  11. DanB December 9, 2013 at 11:54 am
    $13 mill, $16, $16, and then $15. Not as backloaded as I feared but still a bad reflection of Met finances. Add that to SA’s recent comment of lower budget to no higher then $85 mill and not being able to afford new SS without shedding payroll. Met finances have more impact on wins/losses then Harvey’s injury.
    • DaveSchneck December 9, 2013 at 2:48 pm
      Dan,
      I was actually please to see the spread of Grandy’s deal. We knew they would go low in 2014, but it does not escalate each year so I took that as good news.

      I agree with you that despite Alderson’s tap dance around the payroll budget, that figure is the biggest component of the Met offseason. Harvey’s injury is overemphasized and is being used by some to conveniently kick the can to 2015. Despite Harvey’s dominance, the Mets were 13-13 in games he started. This can be replaced, and other areas can be strengthened to field a WC competitor for 2014 that is poised to compete for 2015 and beyond as well.

  12. DanB December 9, 2013 at 6:49 pm
    Dave, you were pleased the contract wasn’t as bad as you feared. Still doesn’t mean it is proper. (Early reports had the Mets backloading even more — wonder if Granderson negotiated otherwise). I keep reading how the contract gives the Mets flexibility. For what? Just like Wright’s contract, it gives flexibility to pay down debt. Why don’t the Mets address the elephant in the room — they don’t have money for 2014. They know it, we know it.
    • DaveSchneck December 9, 2013 at 9:53 pm
      Dan,
      Oh I agree about the elephant, no doubt. With all these Alderson interviews, has anyone asked him directly these questions
      1. First, a simple math equation – with $26 million in new TV moeny for 2014, and the same payroll amount that produced 70 something wins in 2013, where is the additional $26 million going? Lower ticket prices?
      2. Last year the Mets were around the 20th highest payroll., well below average. At the same level in 2014, they will sink deeper into the bottom 3rd. How does a team in the biggest market justify this payroll level with a losing product 5 straight years?
      3. And follow it up with this question – why should the paying customers continue to pay premium NYC prices for an inferior product that the ownership refuses the spend on to improve?

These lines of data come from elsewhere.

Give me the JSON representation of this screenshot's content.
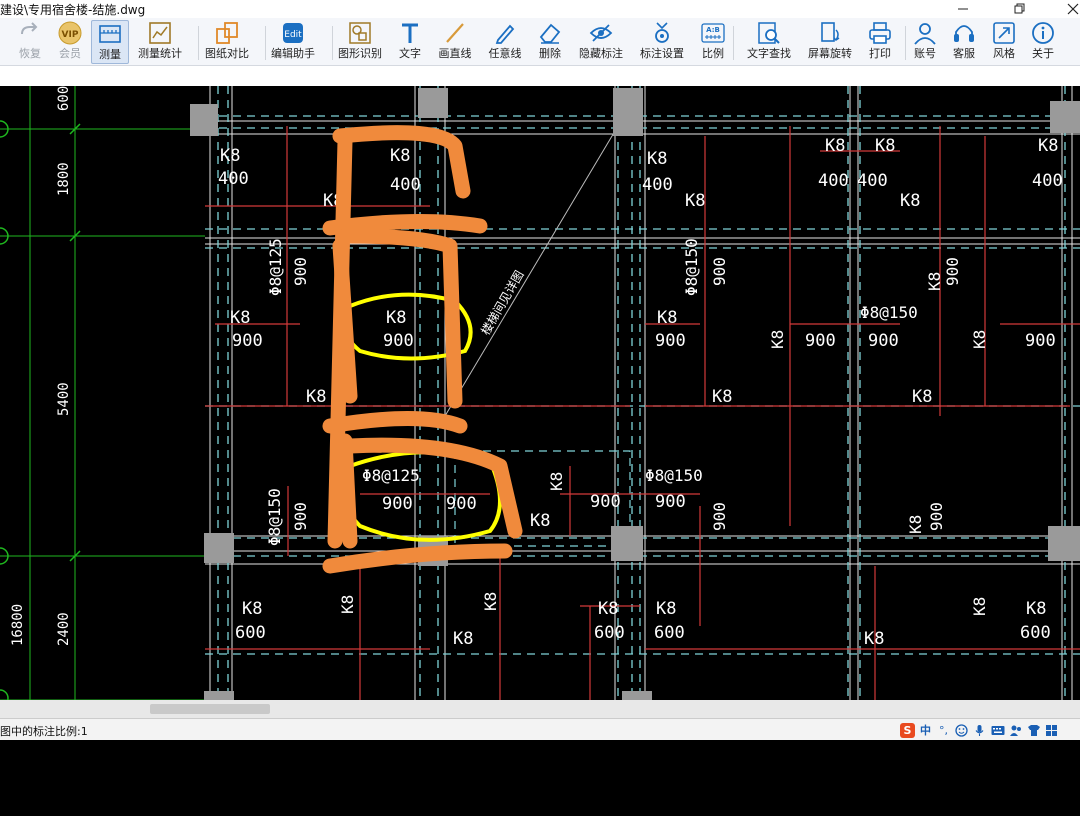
{
  "window": {
    "title": "建设\\专用宿舍楼-结施.dwg"
  },
  "toolbar": {
    "items": [
      {
        "label": "恢复",
        "icon": "redo-icon",
        "disabled": true
      },
      {
        "label": "会员",
        "icon": "vip-icon",
        "disabled": true
      },
      {
        "label": "测量",
        "icon": "measure-icon",
        "active": true
      },
      {
        "label": "测量统计",
        "icon": "measure-stats-icon"
      },
      {
        "label": "图纸对比",
        "icon": "compare-icon"
      },
      {
        "label": "编辑助手",
        "icon": "edit-assistant-icon"
      },
      {
        "label": "图形识别",
        "icon": "shape-recognition-icon"
      },
      {
        "label": "文字",
        "icon": "text-icon"
      },
      {
        "label": "画直线",
        "icon": "line-icon"
      },
      {
        "label": "任意线",
        "icon": "pen-icon"
      },
      {
        "label": "删除",
        "icon": "eraser-icon"
      },
      {
        "label": "隐藏标注",
        "icon": "hide-eye-icon"
      },
      {
        "label": "标注设置",
        "icon": "annotation-settings-icon"
      },
      {
        "label": "比例",
        "icon": "scale-icon"
      },
      {
        "label": "文字查找",
        "icon": "text-search-icon"
      },
      {
        "label": "屏幕旋转",
        "icon": "rotate-screen-icon"
      },
      {
        "label": "打印",
        "icon": "print-icon"
      },
      {
        "label": "账号",
        "icon": "user-icon"
      },
      {
        "label": "客服",
        "icon": "headset-icon"
      },
      {
        "label": "风格",
        "icon": "style-icon"
      },
      {
        "label": "关于",
        "icon": "info-icon"
      }
    ],
    "scale_icon_text": "A:B"
  },
  "drawing": {
    "dims_left": [
      "600",
      "1800",
      "5400",
      "2400"
    ],
    "dim_outer": "16800",
    "labels": {
      "k8": "K8",
      "n400": "400",
      "n600": "600",
      "n900": "900",
      "rebar125": "Φ8@125",
      "rebar150": "Φ8@150",
      "diag": "楼梯间见详图"
    },
    "colors": {
      "grid_green": "#1fb81f",
      "dashed_cyan": "#7fd3d8",
      "rebar_red": "#d23a3a",
      "text_white": "#ffffff",
      "column_gray": "#9a9a9a",
      "orange_markup": "#f08a3c",
      "yellow_markup": "#ffff00"
    }
  },
  "status": {
    "text": "图中的标注比例:1"
  },
  "ime": {
    "lang": "中",
    "punct": "°,"
  }
}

      I understand that spending does not fix all problems, and can cause problems, but id the Mets can get a legit SP3, a legit SS, and a legit bullpen arm, they can compete for the WC in 2014. They can undoubtedly do this with $30 million more in 2014 payroll and without making commitments for more than three years. And, doing that in the FA market can keep all the young arms, permittingthem to trade from strength going forward. These actions could easily increase revenues 10%, paying for the difference between an $85 and $100 million payroll.

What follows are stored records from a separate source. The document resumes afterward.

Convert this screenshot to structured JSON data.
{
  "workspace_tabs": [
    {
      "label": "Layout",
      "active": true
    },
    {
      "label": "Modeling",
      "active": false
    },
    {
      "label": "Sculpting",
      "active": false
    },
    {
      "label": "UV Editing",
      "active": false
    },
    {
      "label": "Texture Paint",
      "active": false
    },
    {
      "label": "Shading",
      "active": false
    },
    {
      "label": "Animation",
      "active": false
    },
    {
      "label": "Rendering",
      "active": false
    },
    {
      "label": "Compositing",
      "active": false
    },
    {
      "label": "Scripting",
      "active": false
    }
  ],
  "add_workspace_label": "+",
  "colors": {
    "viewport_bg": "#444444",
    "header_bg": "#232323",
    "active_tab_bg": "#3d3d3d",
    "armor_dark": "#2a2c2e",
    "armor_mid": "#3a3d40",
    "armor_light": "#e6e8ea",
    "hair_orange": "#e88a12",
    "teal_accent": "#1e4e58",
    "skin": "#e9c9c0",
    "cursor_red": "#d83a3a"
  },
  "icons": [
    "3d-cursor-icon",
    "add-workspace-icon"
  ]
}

      Adam Rubin – ask Sandy directly about the elephant!